*** Input data
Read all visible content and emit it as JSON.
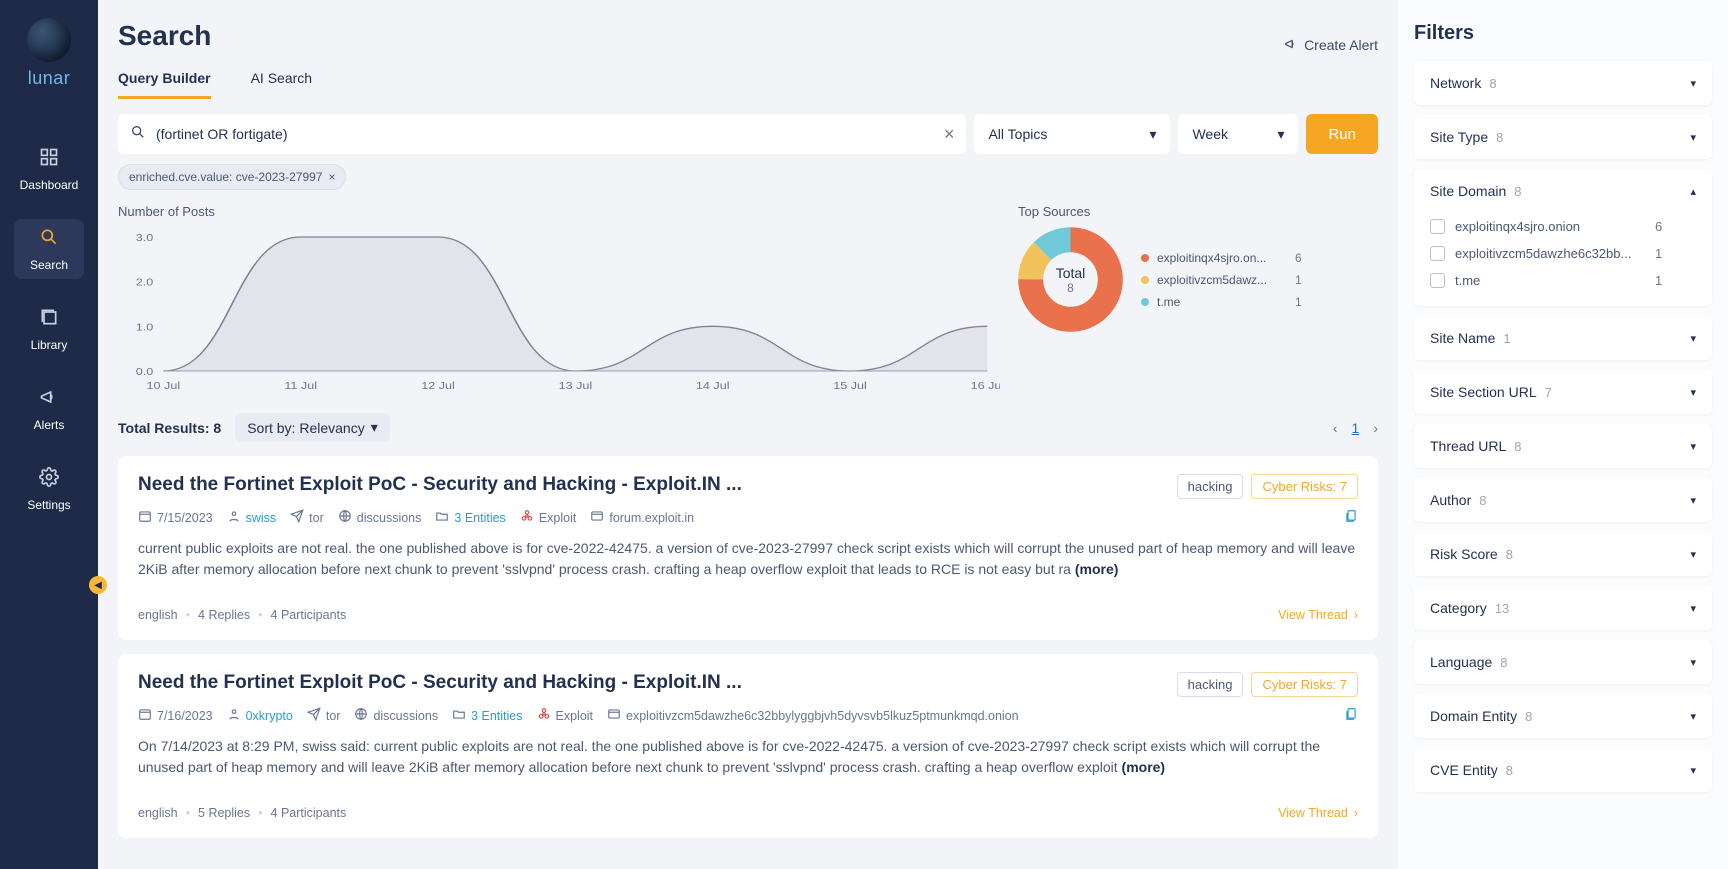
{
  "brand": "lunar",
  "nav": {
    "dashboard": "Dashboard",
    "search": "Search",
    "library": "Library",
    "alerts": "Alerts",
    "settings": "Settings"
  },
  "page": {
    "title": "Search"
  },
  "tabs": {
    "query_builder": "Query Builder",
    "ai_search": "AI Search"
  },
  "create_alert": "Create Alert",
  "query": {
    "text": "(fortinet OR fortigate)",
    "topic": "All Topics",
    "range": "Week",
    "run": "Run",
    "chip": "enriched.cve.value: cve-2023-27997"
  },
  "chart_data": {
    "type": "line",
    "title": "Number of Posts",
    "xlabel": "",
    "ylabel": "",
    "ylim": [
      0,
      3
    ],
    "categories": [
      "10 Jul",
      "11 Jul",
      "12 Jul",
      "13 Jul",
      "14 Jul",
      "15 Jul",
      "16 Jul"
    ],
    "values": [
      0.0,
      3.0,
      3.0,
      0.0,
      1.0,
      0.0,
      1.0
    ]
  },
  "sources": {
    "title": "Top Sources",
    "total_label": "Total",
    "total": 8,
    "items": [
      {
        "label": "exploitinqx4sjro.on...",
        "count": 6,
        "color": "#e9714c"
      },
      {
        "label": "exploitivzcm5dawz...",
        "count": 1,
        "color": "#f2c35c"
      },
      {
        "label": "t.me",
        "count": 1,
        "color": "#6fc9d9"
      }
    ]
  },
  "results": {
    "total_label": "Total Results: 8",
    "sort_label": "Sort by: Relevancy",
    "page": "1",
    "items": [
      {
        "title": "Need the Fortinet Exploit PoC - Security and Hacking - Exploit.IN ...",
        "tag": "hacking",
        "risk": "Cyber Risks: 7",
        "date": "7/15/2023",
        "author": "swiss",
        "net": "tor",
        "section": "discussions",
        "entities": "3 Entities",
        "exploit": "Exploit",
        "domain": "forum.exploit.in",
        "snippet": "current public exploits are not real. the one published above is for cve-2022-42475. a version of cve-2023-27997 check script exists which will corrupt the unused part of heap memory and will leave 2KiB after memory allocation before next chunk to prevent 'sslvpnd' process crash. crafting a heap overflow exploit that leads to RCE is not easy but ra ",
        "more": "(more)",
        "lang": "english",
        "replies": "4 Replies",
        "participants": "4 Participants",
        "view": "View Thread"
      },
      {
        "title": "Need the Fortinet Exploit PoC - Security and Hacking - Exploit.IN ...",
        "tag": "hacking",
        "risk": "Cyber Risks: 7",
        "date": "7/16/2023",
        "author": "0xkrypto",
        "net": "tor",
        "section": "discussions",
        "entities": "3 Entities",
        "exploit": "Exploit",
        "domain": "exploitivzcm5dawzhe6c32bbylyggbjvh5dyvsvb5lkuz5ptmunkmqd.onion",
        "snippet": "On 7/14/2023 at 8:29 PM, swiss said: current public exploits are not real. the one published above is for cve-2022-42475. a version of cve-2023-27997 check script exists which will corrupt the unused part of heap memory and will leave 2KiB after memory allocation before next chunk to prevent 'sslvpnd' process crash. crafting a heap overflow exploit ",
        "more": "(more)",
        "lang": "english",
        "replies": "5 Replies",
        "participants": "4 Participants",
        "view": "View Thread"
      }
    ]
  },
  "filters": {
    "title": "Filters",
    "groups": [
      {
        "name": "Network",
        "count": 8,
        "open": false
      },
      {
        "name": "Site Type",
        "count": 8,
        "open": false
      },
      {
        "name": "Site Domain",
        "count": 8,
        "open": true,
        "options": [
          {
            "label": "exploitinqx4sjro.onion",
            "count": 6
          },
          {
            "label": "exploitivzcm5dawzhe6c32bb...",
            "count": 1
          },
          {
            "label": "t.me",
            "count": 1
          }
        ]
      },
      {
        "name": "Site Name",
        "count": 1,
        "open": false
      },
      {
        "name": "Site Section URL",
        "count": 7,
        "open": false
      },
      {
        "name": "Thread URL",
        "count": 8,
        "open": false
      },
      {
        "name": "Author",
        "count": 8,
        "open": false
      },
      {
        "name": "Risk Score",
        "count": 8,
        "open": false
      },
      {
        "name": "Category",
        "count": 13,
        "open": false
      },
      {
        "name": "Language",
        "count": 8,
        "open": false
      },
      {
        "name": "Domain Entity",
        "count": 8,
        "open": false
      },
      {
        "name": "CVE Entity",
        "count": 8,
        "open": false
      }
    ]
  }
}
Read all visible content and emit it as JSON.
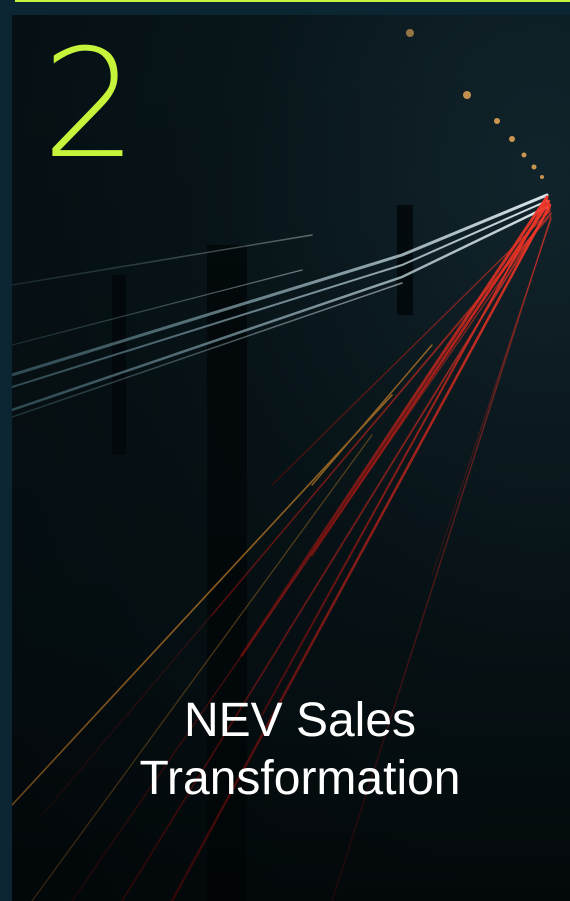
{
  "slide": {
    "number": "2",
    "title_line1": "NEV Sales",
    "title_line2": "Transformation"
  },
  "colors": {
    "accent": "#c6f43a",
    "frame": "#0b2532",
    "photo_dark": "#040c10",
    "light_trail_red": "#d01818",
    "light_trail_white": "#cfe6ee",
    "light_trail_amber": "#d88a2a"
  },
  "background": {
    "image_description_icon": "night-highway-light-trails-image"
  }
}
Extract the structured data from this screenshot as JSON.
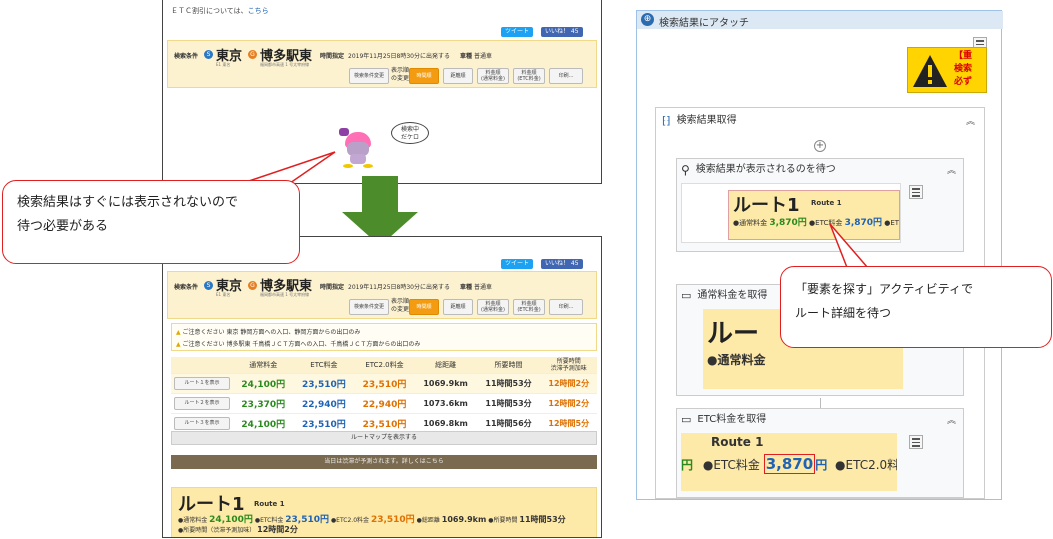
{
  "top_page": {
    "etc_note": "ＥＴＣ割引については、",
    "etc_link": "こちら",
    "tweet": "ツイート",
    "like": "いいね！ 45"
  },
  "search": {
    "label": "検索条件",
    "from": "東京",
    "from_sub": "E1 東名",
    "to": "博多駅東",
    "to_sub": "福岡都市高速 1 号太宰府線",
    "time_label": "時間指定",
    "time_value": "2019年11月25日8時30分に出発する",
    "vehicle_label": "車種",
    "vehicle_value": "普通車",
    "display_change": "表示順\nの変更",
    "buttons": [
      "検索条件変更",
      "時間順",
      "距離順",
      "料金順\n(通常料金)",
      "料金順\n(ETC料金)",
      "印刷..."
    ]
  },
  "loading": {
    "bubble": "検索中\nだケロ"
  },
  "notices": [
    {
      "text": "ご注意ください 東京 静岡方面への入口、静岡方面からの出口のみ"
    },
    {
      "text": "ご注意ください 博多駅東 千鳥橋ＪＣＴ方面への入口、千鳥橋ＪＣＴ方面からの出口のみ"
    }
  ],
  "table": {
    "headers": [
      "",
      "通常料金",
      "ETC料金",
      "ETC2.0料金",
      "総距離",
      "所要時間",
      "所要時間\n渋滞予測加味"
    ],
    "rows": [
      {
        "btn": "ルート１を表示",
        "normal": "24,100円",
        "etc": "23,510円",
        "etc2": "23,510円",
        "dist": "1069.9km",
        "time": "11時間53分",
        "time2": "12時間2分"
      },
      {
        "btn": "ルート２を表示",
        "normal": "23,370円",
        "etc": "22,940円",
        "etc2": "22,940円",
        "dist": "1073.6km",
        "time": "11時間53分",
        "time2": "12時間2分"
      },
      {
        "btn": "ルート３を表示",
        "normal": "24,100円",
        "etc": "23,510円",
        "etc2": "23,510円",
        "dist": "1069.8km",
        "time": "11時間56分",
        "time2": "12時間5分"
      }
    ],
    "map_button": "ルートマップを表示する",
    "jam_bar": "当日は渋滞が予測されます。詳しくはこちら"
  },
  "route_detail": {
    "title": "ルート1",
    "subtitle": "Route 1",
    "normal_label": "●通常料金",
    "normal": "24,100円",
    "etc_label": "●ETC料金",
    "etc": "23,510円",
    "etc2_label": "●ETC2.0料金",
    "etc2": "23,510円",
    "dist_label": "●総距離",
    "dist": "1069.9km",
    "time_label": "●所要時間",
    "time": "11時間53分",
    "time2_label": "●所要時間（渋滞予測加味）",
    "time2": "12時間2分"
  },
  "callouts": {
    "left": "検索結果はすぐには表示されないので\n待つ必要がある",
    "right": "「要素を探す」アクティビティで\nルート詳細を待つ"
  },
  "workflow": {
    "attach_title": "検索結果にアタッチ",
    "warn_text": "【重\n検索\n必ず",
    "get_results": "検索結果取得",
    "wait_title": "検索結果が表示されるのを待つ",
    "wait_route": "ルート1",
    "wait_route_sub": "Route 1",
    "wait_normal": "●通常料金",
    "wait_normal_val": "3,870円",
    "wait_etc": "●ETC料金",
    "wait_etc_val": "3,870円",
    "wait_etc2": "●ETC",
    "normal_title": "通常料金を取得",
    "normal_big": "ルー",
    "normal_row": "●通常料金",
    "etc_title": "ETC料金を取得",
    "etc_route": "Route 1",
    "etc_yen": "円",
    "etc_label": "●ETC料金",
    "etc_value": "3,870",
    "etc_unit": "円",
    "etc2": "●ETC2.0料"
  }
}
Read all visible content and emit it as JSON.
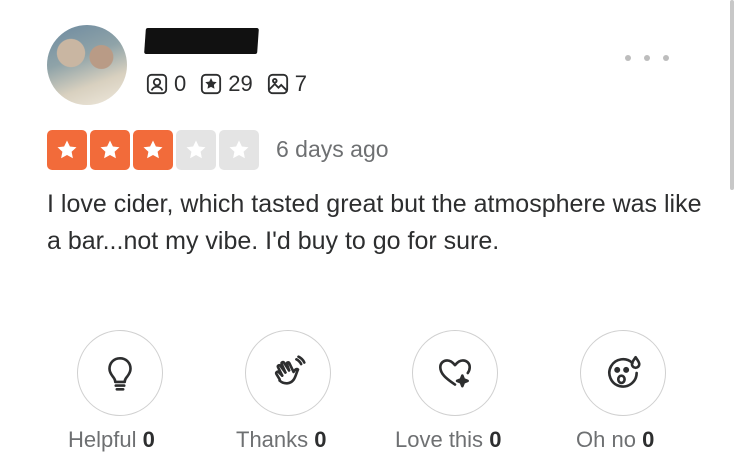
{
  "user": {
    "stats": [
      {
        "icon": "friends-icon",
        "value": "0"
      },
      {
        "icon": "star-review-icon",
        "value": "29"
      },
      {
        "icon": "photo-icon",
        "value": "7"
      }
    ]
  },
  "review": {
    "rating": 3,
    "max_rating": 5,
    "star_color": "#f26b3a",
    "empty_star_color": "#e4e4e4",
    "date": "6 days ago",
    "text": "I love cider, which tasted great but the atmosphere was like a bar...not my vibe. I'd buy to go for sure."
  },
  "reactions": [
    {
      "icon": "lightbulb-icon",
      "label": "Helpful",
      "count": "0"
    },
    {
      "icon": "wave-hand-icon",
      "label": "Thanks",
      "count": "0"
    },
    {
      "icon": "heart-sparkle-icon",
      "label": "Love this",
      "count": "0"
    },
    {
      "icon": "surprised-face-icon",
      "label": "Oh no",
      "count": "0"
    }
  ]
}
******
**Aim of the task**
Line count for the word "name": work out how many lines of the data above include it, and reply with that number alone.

**Solution**
12